Asked whether he thought the suspension was unfair, Durant said, “I believe and trust in the organization to do what’s right.”
Shortly after his media availability, Durant tweeted, “Just wanna clarify the statements I made at shootaround, I see some people are confused..I don’t condone hate speech or anti-semitism, I’m about spreading love always.”
“Our game Unites people and I wanna make sure that’s at the forefront,” he added.
Apology comes after swift backlash
Irving’s remarks during the media session with reporters Thursday have escalated the controversy.
When asked if he was apologizing, he said, “I didn’t mean to cause any harm.
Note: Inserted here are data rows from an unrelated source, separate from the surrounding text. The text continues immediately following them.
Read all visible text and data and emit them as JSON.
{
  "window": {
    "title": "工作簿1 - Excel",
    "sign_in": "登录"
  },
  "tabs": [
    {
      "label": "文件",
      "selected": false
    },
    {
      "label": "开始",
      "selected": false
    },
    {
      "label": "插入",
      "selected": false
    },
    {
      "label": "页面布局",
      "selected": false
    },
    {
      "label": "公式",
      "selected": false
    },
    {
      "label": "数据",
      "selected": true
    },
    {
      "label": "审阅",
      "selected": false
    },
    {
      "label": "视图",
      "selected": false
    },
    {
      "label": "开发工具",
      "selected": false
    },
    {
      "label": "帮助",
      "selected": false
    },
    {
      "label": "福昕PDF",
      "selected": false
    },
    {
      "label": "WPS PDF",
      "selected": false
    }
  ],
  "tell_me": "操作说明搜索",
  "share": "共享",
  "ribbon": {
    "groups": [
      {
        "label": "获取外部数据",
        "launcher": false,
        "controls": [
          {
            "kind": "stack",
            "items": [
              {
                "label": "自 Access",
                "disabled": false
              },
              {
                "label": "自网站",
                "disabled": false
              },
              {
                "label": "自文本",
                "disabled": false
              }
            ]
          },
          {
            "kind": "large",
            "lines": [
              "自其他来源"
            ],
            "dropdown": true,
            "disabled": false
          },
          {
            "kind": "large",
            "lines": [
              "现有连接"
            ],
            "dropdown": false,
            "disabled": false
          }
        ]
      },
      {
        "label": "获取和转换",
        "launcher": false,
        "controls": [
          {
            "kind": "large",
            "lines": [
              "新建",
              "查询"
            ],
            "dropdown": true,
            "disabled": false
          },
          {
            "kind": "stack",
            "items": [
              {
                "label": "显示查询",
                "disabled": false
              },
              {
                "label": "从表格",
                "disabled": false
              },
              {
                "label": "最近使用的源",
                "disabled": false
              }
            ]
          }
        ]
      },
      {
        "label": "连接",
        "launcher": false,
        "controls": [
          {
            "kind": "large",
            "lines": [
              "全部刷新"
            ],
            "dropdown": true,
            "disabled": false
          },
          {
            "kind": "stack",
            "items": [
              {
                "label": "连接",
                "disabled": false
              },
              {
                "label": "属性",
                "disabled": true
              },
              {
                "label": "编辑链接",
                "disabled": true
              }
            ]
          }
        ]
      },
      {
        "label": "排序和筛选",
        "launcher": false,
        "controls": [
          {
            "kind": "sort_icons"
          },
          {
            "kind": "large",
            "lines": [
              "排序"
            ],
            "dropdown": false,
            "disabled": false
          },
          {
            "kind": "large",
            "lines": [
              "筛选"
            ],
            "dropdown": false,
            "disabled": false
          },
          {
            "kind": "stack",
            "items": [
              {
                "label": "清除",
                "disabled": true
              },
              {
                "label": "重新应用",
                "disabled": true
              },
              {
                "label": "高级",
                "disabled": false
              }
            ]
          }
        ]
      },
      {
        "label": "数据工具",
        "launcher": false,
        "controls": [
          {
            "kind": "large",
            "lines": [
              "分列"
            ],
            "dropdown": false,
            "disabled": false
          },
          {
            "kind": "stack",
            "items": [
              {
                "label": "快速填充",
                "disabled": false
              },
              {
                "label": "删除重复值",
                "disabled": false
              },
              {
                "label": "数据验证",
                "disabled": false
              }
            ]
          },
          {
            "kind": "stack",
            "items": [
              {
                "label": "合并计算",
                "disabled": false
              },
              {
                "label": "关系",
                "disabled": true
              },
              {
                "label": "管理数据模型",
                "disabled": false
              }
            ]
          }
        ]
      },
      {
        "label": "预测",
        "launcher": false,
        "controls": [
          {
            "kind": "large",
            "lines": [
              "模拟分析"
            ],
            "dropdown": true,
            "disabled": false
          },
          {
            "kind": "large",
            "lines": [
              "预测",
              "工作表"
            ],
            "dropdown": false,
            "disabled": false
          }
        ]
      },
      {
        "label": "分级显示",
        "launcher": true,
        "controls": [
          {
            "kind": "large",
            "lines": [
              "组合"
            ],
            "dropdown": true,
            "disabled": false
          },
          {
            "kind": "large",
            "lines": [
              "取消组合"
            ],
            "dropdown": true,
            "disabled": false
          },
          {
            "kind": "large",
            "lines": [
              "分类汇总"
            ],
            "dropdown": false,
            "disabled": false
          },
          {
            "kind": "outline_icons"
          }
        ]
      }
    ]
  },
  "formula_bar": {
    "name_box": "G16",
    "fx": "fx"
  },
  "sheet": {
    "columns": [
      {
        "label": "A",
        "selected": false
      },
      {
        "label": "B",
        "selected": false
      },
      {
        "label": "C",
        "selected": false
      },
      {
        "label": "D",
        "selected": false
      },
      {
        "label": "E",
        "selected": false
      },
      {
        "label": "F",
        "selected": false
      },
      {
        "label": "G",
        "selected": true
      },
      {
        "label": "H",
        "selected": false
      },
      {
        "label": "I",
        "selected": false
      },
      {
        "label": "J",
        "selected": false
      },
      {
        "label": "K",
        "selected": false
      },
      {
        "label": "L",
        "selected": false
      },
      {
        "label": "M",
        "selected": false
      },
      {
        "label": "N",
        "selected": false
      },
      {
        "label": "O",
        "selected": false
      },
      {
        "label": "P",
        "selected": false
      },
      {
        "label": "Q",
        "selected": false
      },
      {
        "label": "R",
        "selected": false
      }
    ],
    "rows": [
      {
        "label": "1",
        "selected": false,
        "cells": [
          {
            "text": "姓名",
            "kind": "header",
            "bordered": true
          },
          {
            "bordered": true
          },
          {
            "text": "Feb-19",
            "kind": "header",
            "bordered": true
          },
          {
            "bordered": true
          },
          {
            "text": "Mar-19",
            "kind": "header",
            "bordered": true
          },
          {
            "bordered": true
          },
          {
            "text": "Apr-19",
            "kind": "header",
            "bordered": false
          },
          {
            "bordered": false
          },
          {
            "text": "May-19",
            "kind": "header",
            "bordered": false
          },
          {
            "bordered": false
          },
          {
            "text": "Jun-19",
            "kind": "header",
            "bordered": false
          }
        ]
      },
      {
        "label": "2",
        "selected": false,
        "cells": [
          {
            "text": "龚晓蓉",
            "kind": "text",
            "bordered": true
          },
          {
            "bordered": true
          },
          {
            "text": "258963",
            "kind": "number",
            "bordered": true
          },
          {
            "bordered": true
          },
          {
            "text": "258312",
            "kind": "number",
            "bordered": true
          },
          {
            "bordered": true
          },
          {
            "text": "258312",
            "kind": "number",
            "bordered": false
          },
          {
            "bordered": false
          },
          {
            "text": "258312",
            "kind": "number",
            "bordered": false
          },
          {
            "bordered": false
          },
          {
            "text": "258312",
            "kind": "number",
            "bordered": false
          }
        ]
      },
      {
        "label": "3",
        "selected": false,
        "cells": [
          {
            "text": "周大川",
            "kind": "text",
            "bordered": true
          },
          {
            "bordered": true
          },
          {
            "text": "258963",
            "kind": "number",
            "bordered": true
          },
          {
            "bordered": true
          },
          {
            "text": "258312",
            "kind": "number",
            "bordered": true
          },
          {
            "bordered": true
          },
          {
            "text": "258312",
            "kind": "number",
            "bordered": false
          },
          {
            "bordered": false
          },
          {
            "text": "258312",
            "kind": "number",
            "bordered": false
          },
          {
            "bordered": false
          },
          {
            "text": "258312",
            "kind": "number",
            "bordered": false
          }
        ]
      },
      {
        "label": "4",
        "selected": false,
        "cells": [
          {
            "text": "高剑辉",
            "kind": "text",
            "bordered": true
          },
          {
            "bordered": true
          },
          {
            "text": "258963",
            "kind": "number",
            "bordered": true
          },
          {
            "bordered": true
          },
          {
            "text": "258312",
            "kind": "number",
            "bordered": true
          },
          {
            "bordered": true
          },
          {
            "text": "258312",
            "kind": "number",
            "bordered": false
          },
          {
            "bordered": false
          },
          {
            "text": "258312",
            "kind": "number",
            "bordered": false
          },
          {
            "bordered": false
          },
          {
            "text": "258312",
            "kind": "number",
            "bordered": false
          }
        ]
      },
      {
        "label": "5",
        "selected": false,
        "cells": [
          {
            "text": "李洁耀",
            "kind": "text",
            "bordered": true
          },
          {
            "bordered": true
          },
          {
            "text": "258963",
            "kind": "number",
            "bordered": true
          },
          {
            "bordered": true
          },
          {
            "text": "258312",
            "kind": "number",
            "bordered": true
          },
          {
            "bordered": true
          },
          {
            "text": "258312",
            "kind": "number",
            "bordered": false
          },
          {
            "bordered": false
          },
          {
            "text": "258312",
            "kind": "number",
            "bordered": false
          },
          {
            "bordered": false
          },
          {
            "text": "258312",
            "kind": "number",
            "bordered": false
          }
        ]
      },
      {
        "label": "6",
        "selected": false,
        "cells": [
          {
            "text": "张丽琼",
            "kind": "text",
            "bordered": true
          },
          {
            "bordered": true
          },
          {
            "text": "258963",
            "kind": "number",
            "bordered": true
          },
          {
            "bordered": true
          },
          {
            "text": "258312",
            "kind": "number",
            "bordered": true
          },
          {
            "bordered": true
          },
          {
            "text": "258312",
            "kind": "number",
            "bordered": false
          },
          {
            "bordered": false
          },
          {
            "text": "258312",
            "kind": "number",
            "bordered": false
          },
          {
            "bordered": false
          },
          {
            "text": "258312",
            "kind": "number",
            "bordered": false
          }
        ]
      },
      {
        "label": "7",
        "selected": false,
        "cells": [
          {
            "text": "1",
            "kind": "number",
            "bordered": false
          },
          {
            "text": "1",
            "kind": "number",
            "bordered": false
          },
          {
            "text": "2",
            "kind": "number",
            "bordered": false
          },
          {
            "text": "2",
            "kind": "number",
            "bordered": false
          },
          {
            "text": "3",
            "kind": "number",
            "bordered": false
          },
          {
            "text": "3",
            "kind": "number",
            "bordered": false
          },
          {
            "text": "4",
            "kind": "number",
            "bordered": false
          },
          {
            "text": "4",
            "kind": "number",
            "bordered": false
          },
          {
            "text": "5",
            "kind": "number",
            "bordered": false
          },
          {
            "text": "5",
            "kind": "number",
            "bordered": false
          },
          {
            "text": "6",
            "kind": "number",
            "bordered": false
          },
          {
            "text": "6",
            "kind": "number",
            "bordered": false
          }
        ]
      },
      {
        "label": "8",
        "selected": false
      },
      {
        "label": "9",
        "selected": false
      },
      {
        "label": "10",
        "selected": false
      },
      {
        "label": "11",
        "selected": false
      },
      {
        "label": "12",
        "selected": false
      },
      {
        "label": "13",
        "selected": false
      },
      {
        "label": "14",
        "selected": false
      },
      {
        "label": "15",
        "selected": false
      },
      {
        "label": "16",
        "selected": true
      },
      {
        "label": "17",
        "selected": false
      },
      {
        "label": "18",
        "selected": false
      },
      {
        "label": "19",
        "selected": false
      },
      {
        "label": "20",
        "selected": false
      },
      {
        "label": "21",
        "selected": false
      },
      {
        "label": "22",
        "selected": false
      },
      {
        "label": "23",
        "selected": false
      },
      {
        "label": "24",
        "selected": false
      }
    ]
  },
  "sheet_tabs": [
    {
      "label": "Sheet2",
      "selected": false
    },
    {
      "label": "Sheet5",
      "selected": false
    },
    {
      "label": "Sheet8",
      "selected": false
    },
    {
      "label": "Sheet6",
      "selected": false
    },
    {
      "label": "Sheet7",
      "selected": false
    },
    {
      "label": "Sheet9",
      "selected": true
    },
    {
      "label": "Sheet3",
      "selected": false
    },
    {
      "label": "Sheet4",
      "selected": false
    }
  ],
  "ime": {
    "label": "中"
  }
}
I’m not the one that made the documentary.”
Asked if he was surprised by the reaction, Irving said, “I take my full responsibility, again I’ll repeat it, for posting something on my Instagram or Twitter that may have had some unfortunate falsehoods in it,” Irving replied.
Asked if he had any antisemitic beliefs, Irving responded: “I respect all walks of life. I embrace all walks of life. That’s where I sit.”
Pressed further to answer yes or no to a question on whether Irving had any antisemitic beliefs, he replied: “I cannot be antisemitic if I know where I come from.”
When Jonathan Greenblatt, the CEO of the Anti-Defamation League, learned of how the NBA star answered that question, he pointed out that Irving has “a lot of work to do.”
“The answer to the question ‘Do you have any antisemitic beliefs’ is always ‘NO’ without equivocation. We took @KyrieIrving at his word when he said he took responsibility, but today he did not make good on that promise,” Greenblatt wrote.
After Irving was suspended Thursday, the ADL refused to accept a $500,000 donation that Irving and the Nets had previously announced. The ADL’s decision to decline the donation was before Irving apologized late Thursday.
The star’s comments also garnered reproach from NBA Commissioner Adam Silver, who said he was “disappointed” in Irving.
“Kyrie Irving made a reckless decision to post a link to a film containing deeply offensive antisemitic material,” Silver said in a statement before Irving apologized.
The controversy comes as antisemitism has been on the rise in the US over the past few years. At least 2,717 antisemitic incidents were reported in the US in 2021, an increase from 942 such incidents in 2015, according to the ADL.
Irving has run into controversy in recent years that has affected his playing time. Last season, Irving did not play in many of Brooklyn’s home games because he was not vaccinated against Covid-19, which was a hindrance to playing in indoor arenas due to a New York City workplace vaccine mandate. The rule was later lifted and he returned to Barclays Center in March.
CNN’s Matt Foster, Ben Morse, Amanda Jackson, David Close, Jill Martin and Alaa Elassar contributed to this report.